* Data for this exercise *
^^^^^^^^^^^^^^^^

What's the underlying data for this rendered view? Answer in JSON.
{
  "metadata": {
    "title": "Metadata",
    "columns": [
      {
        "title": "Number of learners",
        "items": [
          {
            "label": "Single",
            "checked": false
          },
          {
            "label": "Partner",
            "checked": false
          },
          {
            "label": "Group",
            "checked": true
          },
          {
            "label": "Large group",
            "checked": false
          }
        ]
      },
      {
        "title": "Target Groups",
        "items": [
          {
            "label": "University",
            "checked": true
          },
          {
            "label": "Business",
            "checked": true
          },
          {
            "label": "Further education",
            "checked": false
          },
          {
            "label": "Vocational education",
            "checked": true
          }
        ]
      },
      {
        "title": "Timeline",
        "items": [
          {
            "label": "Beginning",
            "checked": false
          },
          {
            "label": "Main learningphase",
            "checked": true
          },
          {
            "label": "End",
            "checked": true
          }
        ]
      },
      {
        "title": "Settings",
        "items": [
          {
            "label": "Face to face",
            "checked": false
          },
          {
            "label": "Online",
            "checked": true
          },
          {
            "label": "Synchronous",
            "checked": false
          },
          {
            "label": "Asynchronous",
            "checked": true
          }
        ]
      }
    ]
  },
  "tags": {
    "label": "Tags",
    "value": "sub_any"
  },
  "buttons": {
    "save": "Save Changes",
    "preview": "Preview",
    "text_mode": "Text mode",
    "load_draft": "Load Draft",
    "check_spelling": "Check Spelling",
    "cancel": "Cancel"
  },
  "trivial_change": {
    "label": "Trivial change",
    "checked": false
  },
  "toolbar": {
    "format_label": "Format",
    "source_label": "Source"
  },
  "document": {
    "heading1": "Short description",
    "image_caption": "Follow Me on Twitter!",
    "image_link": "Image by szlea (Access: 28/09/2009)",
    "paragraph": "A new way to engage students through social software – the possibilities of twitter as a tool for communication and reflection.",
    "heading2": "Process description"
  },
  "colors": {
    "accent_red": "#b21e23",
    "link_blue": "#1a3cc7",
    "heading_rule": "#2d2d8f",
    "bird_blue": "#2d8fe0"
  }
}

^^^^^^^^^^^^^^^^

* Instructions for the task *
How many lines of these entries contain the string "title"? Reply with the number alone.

* Written response *
5